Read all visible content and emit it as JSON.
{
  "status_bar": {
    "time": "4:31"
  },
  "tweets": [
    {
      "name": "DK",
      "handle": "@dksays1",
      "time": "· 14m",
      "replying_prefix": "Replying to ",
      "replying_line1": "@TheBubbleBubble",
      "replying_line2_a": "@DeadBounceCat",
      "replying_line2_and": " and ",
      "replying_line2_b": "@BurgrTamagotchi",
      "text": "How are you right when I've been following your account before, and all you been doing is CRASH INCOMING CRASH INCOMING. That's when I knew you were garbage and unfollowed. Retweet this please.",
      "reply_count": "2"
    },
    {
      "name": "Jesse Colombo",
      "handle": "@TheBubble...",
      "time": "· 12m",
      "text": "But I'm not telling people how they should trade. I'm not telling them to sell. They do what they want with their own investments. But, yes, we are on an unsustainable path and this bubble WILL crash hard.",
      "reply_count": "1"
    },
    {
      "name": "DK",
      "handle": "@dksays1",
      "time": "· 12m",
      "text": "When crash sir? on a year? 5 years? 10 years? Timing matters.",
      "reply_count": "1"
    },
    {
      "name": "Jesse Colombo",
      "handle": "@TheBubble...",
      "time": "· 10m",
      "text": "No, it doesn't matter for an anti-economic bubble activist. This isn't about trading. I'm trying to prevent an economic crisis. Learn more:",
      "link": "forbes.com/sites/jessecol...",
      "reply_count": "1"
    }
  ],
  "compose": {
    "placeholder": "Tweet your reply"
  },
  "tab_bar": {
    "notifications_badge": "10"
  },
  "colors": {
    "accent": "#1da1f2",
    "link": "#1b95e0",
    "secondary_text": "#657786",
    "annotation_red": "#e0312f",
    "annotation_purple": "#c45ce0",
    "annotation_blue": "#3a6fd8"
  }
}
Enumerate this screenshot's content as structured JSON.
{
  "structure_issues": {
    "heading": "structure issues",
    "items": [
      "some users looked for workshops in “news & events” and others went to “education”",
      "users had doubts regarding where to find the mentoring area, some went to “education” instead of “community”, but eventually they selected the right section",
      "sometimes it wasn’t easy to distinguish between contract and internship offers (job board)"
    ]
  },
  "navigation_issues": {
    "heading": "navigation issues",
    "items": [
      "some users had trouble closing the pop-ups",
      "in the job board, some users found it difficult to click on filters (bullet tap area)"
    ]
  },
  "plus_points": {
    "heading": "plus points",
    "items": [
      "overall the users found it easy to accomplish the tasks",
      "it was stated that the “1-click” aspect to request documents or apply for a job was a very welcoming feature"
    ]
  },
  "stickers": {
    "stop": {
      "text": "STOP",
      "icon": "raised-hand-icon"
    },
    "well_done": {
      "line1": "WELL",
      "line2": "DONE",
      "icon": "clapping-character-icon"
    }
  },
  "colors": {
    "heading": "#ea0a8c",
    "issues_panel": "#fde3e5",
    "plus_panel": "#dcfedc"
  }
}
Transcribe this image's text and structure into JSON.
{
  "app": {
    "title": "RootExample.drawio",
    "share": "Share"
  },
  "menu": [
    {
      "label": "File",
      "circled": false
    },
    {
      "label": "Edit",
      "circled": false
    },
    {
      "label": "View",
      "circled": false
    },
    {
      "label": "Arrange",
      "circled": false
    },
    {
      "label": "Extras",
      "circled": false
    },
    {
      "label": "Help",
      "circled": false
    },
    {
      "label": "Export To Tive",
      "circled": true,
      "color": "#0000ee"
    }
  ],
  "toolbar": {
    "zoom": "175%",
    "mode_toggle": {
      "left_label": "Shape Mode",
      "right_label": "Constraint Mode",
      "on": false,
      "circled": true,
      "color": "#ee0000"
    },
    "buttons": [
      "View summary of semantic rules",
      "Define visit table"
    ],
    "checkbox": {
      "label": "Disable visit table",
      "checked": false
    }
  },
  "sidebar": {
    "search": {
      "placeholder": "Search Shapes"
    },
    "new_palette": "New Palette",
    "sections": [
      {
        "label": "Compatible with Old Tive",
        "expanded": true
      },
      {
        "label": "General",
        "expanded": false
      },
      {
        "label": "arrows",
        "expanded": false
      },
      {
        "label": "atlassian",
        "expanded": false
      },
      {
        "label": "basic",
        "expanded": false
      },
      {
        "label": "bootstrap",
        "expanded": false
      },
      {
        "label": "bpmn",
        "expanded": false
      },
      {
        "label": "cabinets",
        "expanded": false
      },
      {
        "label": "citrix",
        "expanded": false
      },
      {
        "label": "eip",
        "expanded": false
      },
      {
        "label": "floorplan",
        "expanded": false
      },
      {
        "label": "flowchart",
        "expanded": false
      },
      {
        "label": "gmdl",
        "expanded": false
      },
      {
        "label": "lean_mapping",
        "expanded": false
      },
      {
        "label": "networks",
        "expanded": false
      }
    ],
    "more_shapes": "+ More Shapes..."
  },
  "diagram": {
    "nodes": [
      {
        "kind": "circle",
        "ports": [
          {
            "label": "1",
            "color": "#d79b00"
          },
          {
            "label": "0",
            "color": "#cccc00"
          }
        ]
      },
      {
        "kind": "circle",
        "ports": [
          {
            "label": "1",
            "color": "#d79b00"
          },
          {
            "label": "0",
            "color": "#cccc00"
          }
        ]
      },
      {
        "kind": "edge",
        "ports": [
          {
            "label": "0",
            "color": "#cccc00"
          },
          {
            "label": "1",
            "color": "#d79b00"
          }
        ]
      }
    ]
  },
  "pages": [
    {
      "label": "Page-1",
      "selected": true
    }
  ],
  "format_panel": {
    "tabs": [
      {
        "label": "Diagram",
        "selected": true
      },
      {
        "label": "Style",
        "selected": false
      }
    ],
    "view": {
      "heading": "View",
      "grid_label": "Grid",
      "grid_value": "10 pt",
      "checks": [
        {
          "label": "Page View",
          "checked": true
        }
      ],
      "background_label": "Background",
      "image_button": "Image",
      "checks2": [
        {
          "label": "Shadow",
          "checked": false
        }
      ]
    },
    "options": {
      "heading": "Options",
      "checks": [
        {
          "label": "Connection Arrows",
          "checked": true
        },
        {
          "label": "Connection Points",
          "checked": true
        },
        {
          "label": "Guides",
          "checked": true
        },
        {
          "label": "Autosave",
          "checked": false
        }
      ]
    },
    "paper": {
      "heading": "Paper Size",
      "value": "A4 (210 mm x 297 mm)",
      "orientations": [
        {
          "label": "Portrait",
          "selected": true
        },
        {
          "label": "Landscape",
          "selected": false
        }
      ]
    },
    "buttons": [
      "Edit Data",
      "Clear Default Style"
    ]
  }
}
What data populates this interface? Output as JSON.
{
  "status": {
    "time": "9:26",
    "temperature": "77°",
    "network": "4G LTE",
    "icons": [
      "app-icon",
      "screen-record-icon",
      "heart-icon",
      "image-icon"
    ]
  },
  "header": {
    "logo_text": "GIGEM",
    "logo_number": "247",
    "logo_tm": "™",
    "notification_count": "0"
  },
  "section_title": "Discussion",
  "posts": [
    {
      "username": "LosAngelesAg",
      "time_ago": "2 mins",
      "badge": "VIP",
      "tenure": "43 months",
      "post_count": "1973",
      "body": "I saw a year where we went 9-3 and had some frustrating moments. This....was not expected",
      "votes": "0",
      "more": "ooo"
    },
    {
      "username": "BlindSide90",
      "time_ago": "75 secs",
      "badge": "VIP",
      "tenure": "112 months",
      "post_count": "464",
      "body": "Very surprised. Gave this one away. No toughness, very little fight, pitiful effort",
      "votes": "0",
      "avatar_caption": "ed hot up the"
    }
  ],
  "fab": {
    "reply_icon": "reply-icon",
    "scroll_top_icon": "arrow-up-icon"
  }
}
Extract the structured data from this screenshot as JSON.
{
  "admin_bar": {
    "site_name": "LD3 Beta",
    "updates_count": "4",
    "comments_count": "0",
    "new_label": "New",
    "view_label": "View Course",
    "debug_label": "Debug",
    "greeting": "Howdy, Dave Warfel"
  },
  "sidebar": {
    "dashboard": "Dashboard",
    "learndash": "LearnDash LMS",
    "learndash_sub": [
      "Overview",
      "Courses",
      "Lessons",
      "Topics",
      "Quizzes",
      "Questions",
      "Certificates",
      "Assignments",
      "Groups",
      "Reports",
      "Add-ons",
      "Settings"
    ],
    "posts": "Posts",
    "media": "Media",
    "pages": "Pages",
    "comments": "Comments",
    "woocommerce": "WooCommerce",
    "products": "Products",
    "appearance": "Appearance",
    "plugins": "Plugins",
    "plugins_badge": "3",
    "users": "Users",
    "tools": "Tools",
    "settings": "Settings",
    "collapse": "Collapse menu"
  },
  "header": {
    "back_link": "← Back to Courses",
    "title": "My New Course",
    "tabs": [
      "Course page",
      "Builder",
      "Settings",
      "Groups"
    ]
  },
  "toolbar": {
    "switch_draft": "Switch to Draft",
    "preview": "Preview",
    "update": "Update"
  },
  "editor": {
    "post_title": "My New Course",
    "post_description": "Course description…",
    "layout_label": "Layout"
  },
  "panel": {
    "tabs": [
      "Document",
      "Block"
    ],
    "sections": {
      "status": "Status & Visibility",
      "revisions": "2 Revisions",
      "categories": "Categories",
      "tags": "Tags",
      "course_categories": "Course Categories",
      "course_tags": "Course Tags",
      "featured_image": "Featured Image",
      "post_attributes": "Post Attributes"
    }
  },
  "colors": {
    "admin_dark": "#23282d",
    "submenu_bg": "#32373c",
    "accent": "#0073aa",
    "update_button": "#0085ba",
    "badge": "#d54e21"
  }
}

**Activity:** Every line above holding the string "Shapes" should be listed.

**Response to the exercise:**
      "placeholder": "Search Shapes"
    "more_shapes": "+ More Shapes..."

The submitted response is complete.